Where a line below holds the string "data", copy that line.
[[ Records to process open ]]
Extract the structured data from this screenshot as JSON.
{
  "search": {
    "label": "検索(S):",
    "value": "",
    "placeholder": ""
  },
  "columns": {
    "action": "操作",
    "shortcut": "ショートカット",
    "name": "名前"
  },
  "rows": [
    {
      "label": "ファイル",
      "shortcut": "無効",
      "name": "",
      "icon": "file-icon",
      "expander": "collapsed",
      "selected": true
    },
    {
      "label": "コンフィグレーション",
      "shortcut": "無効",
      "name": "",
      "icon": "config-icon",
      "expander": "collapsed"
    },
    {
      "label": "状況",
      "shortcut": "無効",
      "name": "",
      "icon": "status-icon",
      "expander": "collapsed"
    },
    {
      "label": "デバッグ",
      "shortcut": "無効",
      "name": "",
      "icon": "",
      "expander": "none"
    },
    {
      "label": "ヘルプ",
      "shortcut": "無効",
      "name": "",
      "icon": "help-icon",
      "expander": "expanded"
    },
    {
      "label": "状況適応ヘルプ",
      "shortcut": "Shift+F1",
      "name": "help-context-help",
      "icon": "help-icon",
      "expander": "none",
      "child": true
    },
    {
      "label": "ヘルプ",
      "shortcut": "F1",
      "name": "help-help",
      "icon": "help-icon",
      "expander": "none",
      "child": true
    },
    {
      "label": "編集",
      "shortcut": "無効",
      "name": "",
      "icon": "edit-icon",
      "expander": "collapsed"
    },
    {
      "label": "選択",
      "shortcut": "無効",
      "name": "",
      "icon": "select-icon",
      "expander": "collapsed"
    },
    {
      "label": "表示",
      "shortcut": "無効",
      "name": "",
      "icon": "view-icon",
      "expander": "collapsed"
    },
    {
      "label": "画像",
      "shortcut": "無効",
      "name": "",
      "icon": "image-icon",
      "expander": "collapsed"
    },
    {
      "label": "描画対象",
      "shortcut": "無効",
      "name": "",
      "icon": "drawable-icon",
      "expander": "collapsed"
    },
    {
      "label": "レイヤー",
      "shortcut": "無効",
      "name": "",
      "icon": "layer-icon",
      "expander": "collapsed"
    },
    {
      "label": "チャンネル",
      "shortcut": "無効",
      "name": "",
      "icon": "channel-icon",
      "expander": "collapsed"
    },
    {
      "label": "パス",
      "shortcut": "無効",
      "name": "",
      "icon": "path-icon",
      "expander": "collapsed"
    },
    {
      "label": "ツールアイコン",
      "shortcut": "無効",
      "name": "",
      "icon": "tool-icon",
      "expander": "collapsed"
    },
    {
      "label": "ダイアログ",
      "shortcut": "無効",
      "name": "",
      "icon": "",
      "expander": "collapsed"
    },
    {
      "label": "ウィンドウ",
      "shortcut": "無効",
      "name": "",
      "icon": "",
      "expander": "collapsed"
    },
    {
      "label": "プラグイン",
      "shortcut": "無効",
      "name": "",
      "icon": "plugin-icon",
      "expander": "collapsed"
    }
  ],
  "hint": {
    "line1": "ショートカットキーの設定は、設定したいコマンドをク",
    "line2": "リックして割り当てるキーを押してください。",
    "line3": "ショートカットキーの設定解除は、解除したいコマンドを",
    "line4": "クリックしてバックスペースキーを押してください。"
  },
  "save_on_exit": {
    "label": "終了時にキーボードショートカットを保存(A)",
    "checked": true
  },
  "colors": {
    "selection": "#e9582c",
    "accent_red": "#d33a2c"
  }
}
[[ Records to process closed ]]
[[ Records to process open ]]
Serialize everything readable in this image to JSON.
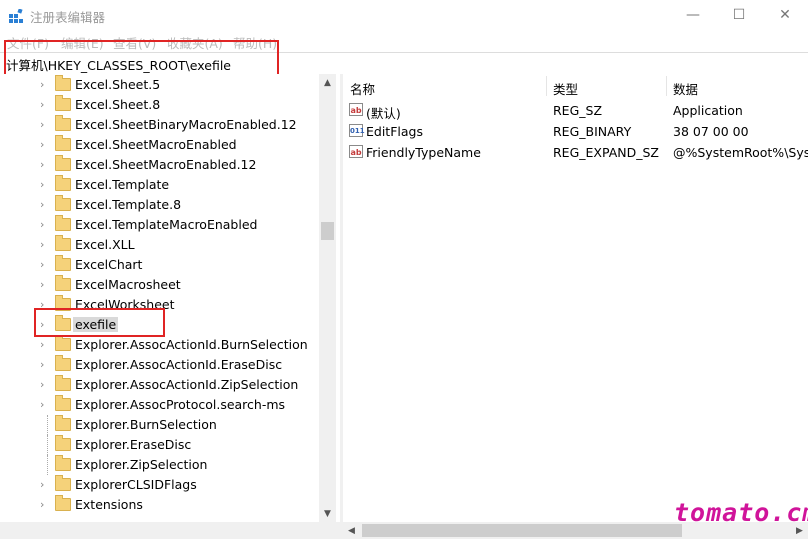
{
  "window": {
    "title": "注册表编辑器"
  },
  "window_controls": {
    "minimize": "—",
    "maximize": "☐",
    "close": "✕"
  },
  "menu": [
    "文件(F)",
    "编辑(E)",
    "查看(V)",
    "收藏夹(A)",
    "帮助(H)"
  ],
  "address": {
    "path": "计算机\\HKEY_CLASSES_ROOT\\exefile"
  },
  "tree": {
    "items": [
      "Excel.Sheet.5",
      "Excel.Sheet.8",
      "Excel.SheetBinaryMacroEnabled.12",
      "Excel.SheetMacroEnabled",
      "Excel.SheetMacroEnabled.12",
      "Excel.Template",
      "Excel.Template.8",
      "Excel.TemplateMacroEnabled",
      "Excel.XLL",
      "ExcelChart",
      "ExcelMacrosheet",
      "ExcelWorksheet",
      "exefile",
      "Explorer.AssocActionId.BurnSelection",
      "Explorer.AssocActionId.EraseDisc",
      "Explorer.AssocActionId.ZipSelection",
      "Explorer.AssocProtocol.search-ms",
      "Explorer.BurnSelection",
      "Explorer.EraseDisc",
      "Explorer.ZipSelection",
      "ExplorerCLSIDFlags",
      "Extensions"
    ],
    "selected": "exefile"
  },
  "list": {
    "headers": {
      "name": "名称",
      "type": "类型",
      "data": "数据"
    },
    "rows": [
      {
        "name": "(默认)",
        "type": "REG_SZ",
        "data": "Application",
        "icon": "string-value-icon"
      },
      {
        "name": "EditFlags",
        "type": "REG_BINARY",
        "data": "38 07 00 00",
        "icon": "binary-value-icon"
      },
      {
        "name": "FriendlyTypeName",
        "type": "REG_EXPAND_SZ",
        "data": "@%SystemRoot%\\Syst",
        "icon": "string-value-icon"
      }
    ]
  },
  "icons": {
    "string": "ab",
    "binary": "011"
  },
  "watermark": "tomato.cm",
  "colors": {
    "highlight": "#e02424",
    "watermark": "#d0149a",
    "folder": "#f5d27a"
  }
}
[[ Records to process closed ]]
| Output of the task |
Extract the structured data from this screenshot as JSON.
      "data": "数据"
        "data": "Application",
        "data": "38 07 00 00",
        "data": "@%SystemRoot%\\Syst",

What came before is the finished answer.